The first floor houses Joy FM – Australia’s only gay and lesbian radio station, that now has state of the art studios from which to broadcast. Other tenants include Transgender Victoria, the LGBTI multicultural council, the bookstore Hares and Hyenas, the Melbourne Queer Film Festival, Gay and Lesbian Switchboard and others.
Standing atop the sweeping rooftop – with views across the bay to the south and city skyline to the north-west – one gets a strong sense of Fitzroy Street’s potential future. The Pride Centre occupies the former site of Monroe’s restaurant, which was always a popular haunt of the queer community. But the queer history of St Kilda stretches back to the mid-20th century.
According to the recent heritage report History of LGBTIQ+ Victoria in 100 Places and Objects, St Kilda was transformed from a seaside tourism haven for the wealthy from 1880s through to the mid 20th century, when the area changed into the place where Melbourne’s ‘outcasts’ found a home.
St Kilda housed some of Australia’s first gay clubs and sex worker support services, including the art-deco Prince of Wales hotel, which hosted American military personnel during WWII and regular drag shows throughout the 70s and 80s. Early gay clubs like Girlbar, Mandate, Les Girls and Bojangles operated throughout the 80s and 90s, and the Daughters of Bilitis, the first Australian gay rights group, originally formed in a St Kilda flat in Acland Street in 1969.
However, in recent years the urban seaside boulevard famed for its rock and roll edge has fallen derelict – with only a few restaurants surviving amid the chain stores, empty shopfronts, convenience stores and late night takeaway spots – mostly inhabited by inebriated backpackers.
Alongside the Pride Centre, a new project called Renew Fitzroy Street, following in the footsteps of other Renew projects around the country, has already seen seven vacant shopfronts given over to local artists and artisans with free or low rent (until a paying tenant is found) in an effort to bring foot traffic and culture back.
“You can already feel a shift towards a new buzzy era of the street,” says Courtney DeWitt, co-owner of Domestic Fantasies, a 20th century furniture store that has taken up residence in one of the Renew shopfronts. Dewitt lives nearby, and believes “the opening of the Pride centre is a massive part of that.
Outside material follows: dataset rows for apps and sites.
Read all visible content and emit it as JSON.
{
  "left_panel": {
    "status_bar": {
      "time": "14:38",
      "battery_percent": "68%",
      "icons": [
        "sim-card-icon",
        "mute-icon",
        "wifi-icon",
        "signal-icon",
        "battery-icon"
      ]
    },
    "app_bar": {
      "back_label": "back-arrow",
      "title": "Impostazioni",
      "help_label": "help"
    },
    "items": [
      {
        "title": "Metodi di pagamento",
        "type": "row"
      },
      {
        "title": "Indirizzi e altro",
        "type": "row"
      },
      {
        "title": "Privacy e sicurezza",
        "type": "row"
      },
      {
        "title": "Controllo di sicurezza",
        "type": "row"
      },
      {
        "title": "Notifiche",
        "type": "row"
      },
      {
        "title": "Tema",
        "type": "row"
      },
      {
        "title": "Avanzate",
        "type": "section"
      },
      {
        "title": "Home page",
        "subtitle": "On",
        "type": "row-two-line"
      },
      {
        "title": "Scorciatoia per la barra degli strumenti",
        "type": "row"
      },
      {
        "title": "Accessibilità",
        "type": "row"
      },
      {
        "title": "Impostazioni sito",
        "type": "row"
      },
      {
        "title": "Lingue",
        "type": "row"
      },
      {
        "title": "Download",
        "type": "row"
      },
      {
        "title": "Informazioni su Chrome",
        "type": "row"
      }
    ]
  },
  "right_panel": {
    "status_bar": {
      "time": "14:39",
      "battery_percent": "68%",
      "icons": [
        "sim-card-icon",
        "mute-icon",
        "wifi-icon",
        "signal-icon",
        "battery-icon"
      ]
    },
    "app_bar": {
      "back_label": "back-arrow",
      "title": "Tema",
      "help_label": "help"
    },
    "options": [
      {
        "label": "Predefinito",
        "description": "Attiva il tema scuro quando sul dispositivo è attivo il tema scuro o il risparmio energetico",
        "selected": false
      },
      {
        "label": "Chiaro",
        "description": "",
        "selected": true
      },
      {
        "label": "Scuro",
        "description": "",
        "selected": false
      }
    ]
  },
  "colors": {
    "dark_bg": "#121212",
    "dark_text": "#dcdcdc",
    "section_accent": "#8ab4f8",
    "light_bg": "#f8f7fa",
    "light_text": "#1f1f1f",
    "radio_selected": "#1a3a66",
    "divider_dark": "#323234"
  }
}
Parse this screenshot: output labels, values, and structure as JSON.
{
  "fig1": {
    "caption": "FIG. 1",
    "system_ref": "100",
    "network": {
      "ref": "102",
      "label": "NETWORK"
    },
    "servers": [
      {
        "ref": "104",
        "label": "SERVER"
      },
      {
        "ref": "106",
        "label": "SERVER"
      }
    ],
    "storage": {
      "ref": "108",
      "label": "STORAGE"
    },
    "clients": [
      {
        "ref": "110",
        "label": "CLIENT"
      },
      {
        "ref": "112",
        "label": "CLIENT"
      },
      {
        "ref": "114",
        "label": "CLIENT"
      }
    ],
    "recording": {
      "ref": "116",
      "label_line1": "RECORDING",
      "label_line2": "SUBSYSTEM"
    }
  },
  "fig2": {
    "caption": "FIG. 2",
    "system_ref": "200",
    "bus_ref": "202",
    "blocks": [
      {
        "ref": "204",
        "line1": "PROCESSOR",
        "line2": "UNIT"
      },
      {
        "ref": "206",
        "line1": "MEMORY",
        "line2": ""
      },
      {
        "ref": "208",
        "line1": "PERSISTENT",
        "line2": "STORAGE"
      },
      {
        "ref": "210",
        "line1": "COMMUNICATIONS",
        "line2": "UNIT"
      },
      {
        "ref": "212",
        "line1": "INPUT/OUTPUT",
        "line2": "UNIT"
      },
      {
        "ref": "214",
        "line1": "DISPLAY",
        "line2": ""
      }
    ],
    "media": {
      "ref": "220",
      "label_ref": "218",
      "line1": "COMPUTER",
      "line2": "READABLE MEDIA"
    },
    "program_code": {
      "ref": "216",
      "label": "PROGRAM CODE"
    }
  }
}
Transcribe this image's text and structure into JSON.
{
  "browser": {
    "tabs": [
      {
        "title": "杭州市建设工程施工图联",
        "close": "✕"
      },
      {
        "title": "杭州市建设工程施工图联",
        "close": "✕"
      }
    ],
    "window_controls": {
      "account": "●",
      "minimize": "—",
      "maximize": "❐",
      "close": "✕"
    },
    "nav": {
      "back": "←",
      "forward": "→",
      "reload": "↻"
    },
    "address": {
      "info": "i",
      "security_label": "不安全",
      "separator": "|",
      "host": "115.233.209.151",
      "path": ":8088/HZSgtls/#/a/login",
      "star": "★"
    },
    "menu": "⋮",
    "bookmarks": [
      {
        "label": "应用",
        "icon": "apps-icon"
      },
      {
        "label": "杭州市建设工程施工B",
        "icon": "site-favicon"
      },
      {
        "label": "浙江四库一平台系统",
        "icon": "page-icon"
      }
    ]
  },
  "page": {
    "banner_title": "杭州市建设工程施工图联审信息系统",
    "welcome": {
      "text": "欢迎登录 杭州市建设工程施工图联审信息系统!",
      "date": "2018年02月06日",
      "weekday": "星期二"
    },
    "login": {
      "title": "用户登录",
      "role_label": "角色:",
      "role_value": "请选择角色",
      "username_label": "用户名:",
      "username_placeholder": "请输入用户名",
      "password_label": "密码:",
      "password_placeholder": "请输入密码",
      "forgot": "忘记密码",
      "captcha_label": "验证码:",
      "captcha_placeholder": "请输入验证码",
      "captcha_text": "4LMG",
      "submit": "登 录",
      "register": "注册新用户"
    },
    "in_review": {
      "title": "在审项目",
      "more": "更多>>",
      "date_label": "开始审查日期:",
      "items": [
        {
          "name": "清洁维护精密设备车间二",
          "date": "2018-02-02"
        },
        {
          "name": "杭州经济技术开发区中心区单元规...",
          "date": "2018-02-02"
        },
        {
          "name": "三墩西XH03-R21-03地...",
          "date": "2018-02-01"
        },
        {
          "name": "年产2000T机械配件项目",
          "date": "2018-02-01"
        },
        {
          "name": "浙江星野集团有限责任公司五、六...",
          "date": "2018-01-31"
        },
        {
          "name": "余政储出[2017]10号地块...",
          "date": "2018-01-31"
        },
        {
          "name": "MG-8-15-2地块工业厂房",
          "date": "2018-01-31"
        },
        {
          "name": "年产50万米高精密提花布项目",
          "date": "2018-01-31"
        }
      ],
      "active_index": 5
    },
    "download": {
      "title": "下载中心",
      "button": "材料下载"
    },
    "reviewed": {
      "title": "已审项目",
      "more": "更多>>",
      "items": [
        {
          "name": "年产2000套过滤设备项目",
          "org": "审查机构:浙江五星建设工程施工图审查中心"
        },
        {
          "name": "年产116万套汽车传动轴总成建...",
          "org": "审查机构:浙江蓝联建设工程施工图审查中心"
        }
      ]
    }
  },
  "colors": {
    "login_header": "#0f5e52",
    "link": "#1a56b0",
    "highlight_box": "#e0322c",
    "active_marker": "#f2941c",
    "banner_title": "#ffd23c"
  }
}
There’s no doubt in our mind that Fitzroy street is on the verge of a renaissance, the north side should be warned – we’re back baby.”
Her business partner, Corine Auzou, says she remembers living in St Kilda in the 90s when it felt like a living community. “It was full of artists, musicians, and a huge gay community. Everyone lived here – you walk out and bump into your friends you’d seen the night before at the nightclub – it was actually a community. But then a lot of people just left – it just wasn’t the same place anymore. Having the Pride Centre open up here has just given me renewed hope they are not going to let this street die out. We are going to bring it back to its glory days.”
When the Victoria premier, Daniel Andrews, officially opened the building he hit on a note that could equally apply to the Pride Centre as to renewal of St Kilda itself. “It holds the stories of struggle, the stories of pain and loss, but it sets the course for a future of hope. One of inclusion and equality,” he said.
“The space we’re in today is nothing short of amazing, fabulous even.”